━━ DATA SECTION ━━

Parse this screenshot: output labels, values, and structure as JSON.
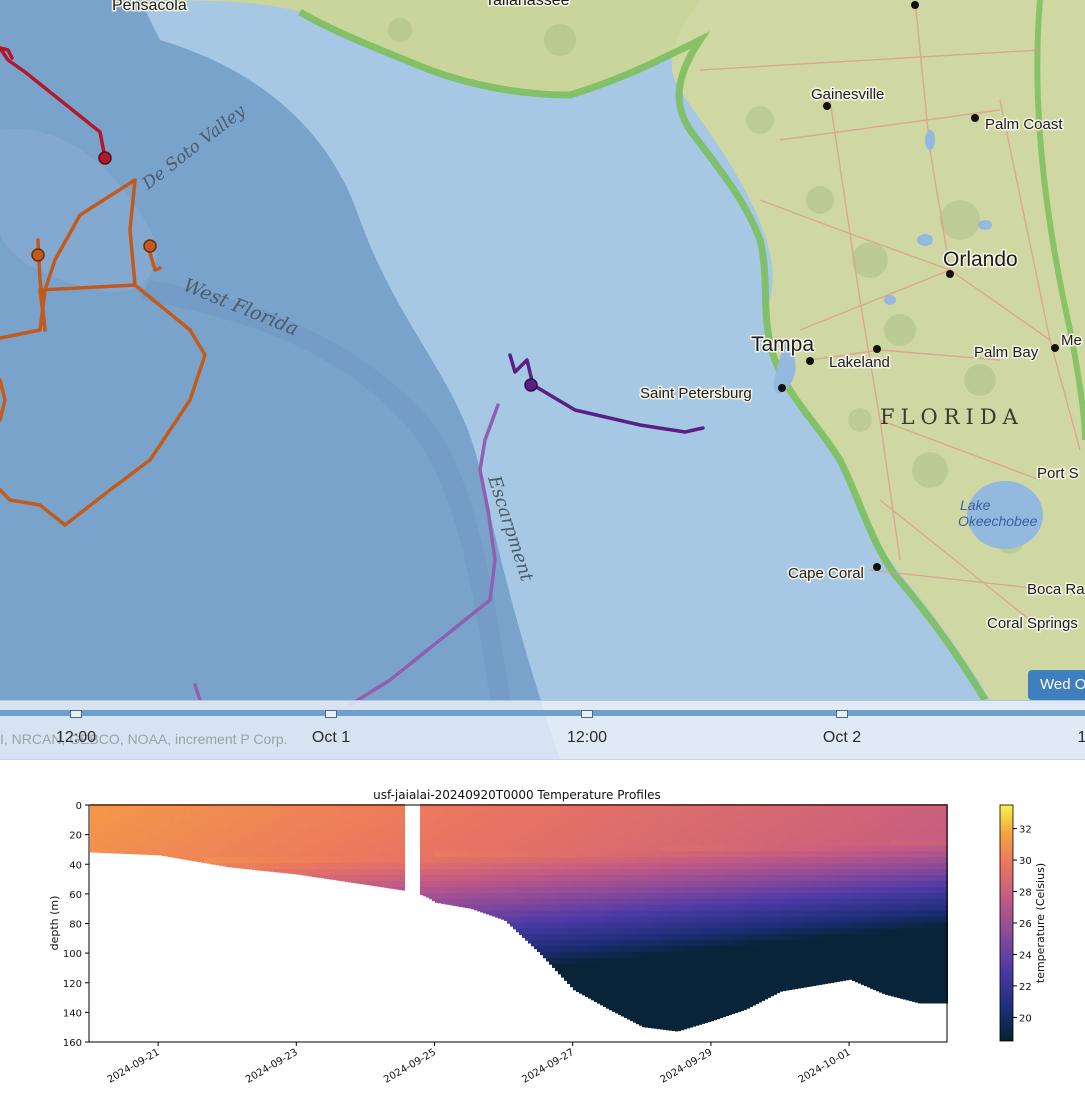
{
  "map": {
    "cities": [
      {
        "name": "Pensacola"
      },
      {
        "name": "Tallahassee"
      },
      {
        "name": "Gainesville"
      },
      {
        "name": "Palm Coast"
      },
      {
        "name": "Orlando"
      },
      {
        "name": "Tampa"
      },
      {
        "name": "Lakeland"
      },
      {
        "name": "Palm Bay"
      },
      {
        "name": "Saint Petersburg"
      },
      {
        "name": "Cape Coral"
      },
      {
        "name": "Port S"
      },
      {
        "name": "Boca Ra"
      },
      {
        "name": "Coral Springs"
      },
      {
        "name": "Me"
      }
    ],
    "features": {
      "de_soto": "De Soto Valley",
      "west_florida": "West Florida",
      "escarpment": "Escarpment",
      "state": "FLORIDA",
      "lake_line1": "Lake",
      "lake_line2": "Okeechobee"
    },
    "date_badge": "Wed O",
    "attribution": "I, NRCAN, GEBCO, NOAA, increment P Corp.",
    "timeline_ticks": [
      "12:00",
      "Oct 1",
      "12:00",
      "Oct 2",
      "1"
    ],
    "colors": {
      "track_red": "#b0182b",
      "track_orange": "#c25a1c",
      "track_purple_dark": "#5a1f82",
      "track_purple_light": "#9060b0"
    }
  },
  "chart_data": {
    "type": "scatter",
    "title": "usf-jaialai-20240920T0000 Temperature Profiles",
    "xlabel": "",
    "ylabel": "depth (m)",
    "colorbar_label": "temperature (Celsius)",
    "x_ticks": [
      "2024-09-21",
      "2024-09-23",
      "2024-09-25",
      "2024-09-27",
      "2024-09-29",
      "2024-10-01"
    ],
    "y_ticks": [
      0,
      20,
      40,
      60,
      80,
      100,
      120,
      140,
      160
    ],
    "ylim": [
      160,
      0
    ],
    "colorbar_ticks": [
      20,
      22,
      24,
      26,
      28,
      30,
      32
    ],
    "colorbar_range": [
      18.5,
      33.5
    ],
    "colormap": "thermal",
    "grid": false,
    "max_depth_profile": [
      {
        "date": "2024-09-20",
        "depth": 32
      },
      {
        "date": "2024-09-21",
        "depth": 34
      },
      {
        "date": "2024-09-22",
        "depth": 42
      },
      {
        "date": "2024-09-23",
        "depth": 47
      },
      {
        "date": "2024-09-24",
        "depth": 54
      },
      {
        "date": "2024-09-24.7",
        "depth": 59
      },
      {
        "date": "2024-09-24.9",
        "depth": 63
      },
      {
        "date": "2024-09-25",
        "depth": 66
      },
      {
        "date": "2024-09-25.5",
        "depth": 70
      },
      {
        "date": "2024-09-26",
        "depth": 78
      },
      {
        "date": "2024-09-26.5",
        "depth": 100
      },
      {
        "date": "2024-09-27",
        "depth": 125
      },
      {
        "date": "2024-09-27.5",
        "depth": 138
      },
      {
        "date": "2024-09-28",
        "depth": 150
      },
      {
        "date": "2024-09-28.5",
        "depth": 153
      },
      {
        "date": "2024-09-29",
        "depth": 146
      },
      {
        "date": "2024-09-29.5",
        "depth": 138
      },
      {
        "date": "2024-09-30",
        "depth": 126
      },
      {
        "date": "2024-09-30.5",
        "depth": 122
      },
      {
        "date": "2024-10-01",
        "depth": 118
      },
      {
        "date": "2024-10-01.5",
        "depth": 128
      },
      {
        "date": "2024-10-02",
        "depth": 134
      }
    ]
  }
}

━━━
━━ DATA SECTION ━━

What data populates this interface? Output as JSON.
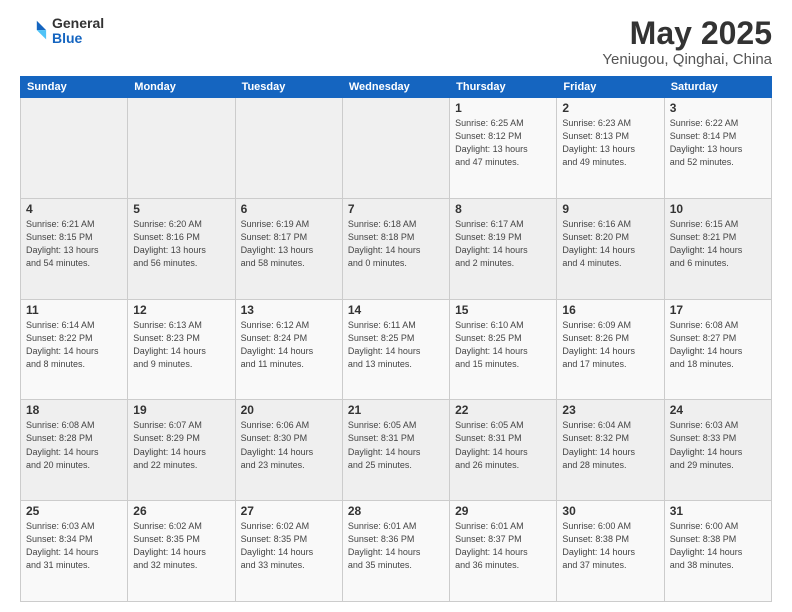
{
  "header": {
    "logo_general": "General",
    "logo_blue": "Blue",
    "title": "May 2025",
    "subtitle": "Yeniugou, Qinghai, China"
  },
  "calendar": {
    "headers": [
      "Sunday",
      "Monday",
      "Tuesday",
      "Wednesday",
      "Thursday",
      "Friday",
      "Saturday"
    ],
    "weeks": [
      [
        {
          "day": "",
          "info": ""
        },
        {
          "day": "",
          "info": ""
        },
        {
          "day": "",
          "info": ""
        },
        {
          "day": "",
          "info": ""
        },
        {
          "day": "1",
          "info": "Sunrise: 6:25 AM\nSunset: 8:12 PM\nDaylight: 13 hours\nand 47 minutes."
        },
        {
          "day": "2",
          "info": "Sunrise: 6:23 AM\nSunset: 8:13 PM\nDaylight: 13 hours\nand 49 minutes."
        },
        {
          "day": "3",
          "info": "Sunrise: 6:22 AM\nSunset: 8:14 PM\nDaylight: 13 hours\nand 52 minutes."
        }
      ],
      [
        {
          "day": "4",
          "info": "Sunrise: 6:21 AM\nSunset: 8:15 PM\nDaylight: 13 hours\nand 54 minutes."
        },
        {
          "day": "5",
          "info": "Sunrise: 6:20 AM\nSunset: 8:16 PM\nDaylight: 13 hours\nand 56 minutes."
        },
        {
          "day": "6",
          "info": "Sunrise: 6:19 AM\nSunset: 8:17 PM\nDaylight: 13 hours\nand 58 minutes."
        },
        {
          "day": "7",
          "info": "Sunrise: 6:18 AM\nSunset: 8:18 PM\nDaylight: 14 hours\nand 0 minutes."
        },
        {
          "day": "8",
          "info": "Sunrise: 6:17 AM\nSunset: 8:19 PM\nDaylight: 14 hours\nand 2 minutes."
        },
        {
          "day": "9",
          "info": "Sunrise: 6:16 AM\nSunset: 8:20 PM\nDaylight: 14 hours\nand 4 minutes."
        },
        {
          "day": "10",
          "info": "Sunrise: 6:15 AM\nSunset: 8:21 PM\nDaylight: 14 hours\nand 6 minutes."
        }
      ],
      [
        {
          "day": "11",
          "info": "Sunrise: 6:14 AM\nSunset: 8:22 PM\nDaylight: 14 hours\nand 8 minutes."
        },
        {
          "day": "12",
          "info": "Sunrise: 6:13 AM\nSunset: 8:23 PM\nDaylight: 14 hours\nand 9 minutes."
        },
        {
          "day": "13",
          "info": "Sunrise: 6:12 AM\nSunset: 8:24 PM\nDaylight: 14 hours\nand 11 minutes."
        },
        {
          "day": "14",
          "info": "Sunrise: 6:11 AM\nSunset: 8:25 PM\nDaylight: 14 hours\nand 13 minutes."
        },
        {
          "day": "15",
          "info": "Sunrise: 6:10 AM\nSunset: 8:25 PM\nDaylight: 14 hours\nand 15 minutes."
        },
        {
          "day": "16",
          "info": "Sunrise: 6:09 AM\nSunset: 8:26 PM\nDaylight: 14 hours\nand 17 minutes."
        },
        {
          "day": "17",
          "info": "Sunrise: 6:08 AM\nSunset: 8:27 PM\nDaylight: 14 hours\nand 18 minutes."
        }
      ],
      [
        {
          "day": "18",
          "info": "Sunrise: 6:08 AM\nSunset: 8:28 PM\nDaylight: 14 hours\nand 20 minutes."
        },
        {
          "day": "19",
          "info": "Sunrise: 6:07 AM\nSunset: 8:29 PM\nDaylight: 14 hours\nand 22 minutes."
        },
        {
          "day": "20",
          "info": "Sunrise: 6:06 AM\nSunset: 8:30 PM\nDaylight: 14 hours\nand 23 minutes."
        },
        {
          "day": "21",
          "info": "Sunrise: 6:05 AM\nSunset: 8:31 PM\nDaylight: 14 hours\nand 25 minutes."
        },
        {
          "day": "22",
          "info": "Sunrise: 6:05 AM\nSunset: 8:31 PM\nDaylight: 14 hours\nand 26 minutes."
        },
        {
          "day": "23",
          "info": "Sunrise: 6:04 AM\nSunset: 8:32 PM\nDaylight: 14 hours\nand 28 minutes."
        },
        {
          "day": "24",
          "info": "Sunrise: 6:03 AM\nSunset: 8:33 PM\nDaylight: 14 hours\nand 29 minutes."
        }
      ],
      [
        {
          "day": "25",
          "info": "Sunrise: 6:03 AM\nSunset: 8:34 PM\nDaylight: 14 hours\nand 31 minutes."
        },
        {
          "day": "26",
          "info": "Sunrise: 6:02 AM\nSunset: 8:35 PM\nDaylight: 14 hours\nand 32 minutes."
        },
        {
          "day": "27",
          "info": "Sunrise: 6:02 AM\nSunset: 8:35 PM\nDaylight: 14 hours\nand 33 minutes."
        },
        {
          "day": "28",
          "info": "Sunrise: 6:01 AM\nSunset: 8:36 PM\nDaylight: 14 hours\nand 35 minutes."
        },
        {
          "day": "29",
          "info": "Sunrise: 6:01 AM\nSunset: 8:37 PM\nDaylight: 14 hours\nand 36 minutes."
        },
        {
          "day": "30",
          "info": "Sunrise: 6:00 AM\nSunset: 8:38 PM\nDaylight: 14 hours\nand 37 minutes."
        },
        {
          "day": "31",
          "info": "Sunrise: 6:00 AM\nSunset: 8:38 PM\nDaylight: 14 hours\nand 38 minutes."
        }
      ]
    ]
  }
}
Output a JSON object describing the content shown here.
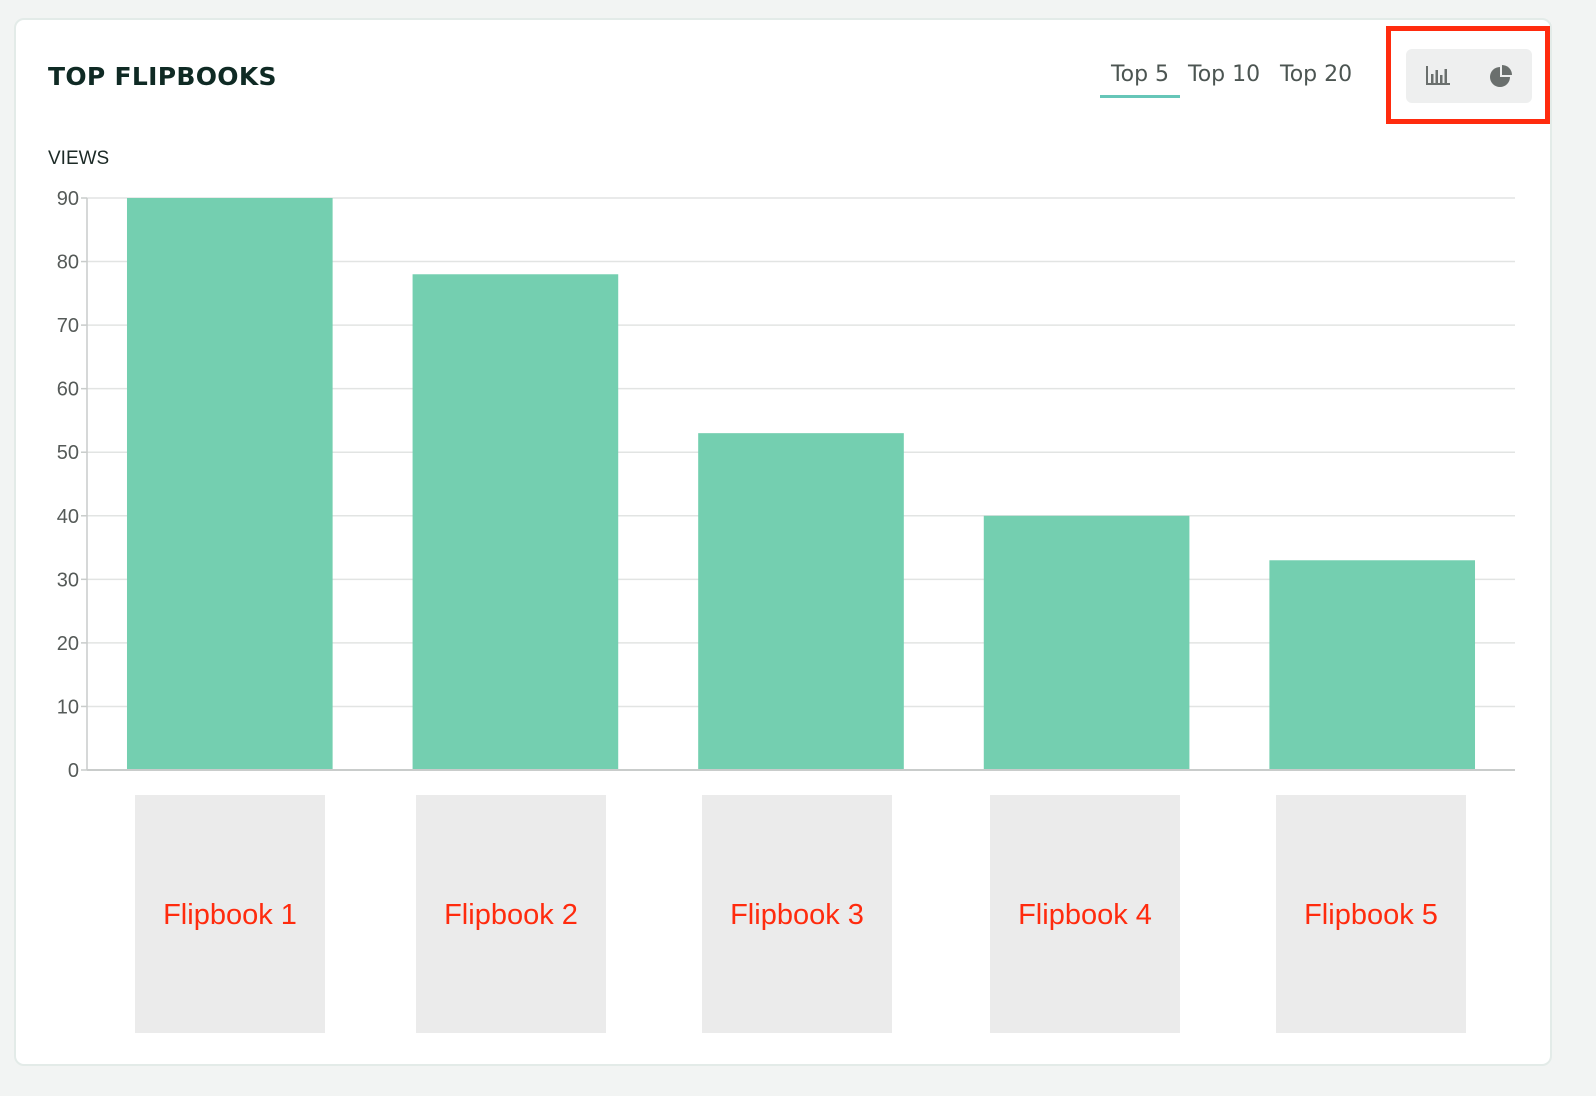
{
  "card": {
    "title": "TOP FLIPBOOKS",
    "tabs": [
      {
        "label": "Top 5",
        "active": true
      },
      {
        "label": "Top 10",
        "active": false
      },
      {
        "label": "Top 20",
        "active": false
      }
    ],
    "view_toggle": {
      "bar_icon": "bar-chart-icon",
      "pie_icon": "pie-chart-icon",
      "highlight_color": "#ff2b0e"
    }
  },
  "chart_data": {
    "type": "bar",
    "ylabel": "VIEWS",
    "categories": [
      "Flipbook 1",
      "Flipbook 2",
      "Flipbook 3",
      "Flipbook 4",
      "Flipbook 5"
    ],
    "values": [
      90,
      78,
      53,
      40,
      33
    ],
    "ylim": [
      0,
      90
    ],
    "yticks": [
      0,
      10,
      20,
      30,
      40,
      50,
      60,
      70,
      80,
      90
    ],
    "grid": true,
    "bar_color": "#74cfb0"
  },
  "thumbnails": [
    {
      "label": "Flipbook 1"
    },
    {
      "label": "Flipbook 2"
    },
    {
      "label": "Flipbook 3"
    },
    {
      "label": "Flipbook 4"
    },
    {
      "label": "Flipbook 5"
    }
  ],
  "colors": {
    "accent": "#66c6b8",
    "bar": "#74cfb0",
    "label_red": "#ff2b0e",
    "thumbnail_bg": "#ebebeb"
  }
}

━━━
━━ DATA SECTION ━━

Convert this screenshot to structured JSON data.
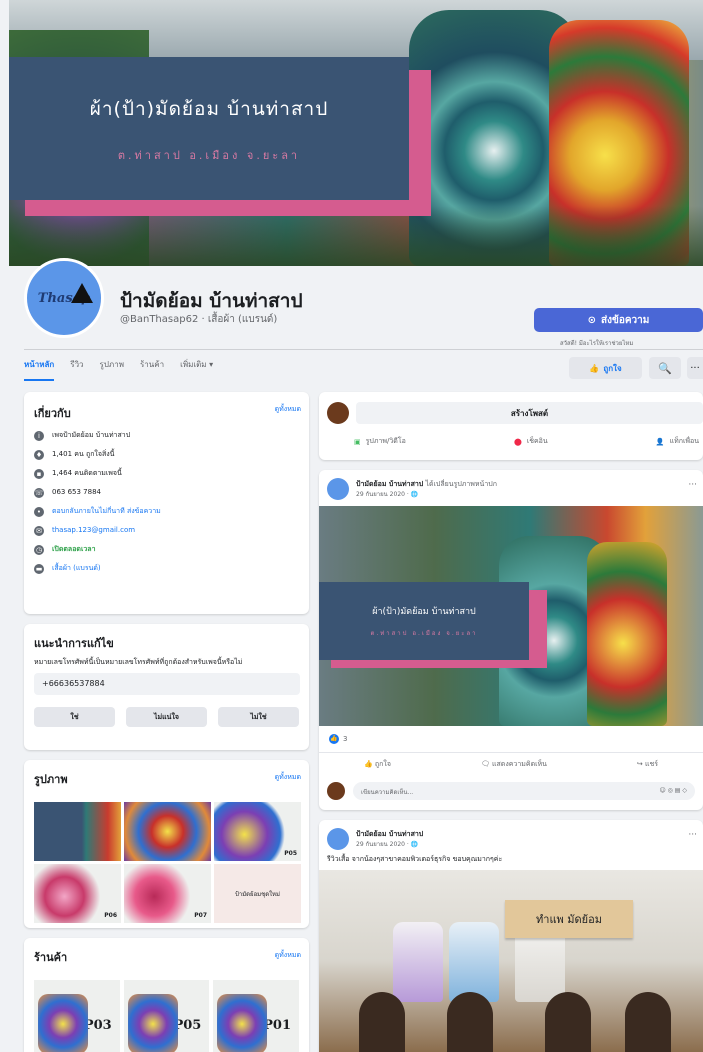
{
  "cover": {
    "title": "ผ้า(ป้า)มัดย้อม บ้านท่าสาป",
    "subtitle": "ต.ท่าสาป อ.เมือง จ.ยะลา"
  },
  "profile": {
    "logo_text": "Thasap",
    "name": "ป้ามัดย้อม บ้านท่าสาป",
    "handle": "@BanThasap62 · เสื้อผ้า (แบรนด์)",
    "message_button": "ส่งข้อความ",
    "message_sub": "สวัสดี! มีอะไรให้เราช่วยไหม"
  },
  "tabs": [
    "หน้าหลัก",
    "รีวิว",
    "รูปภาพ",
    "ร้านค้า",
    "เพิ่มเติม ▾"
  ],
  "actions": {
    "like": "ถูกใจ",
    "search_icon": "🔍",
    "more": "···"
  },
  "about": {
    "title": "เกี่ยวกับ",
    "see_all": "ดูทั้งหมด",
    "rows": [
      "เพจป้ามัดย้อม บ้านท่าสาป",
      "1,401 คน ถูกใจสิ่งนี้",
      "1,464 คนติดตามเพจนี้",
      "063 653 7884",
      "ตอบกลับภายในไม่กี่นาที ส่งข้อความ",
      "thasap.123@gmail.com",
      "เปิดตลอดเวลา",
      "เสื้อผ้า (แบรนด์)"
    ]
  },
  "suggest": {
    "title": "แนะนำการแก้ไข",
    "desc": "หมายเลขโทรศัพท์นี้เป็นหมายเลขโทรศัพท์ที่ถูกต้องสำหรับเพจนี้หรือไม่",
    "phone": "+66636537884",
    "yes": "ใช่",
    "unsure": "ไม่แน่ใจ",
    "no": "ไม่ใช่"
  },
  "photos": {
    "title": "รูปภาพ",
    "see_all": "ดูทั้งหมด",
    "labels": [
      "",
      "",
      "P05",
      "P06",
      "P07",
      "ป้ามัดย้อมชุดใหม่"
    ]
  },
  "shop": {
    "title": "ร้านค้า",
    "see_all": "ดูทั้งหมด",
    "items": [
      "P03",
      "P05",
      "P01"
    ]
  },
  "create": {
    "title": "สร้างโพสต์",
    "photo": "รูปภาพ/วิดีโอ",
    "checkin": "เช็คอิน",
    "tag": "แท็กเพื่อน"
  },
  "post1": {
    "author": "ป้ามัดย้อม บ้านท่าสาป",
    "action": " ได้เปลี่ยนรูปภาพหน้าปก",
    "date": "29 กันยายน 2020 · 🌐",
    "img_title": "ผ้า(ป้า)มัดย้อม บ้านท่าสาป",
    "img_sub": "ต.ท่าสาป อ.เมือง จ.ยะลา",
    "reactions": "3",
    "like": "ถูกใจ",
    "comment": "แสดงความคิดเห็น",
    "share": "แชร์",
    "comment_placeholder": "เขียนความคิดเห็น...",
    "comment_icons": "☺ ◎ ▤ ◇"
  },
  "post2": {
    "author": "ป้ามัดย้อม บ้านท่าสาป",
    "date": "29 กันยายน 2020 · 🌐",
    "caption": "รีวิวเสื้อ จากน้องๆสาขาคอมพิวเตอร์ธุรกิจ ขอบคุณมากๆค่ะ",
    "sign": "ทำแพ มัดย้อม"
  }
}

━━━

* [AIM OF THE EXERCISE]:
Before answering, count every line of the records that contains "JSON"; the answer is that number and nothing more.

* [RESPONSE AREA]:
4